Dataset rows for apps and sites:

*** Block opens ***

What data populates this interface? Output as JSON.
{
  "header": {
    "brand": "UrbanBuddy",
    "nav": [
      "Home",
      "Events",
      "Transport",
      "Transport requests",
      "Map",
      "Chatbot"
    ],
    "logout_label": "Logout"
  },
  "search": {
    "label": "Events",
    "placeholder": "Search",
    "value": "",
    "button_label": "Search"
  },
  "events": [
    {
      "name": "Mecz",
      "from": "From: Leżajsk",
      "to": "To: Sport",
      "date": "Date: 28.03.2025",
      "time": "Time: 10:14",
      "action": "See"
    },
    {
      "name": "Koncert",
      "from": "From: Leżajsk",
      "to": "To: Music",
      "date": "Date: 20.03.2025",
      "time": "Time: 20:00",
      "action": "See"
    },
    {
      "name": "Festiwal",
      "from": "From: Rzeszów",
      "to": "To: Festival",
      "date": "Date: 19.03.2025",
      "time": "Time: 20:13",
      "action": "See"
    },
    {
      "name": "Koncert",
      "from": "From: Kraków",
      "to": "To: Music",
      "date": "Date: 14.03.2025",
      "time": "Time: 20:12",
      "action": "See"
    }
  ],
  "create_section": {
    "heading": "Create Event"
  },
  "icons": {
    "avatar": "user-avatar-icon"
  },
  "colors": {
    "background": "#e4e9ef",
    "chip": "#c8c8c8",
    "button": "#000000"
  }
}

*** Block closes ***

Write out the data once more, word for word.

**Answer area:**
What data populates this interface? Output as JSON.
{
  "header": {
    "brand": "UrbanBuddy",
    "nav": [
      "Home",
      "Events",
      "Transport",
      "Transport requests",
      "Map",
      "Chatbot"
    ],
    "logout_label": "Logout"
  },
  "search": {
    "label": "Events",
    "placeholder": "Search",
    "value": "",
    "button_label": "Search"
  },
  "events": [
    {
      "name": "Mecz",
      "from": "From: Leżajsk",
      "to": "To: Sport",
      "date": "Date: 28.03.2025",
      "time": "Time: 10:14",
      "action": "See"
    },
    {
      "name": "Koncert",
      "from": "From: Leżajsk",
      "to": "To: Music",
      "date": "Date: 20.03.2025",
      "time": "Time: 20:00",
      "action": "See"
    },
    {
      "name": "Festiwal",
      "from": "From: Rzeszów",
      "to": "To: Festival",
      "date": "Date: 19.03.2025",
      "time": "Time: 20:13",
      "action": "See"
    },
    {
      "name": "Koncert",
      "from": "From: Kraków",
      "to": "To: Music",
      "date": "Date: 14.03.2025",
      "time": "Time: 20:12",
      "action": "See"
    }
  ],
  "create_section": {
    "heading": "Create Event"
  },
  "icons": {
    "avatar": "user-avatar-icon"
  },
  "colors": {
    "background": "#e4e9ef",
    "chip": "#c8c8c8",
    "button": "#000000"
  }
}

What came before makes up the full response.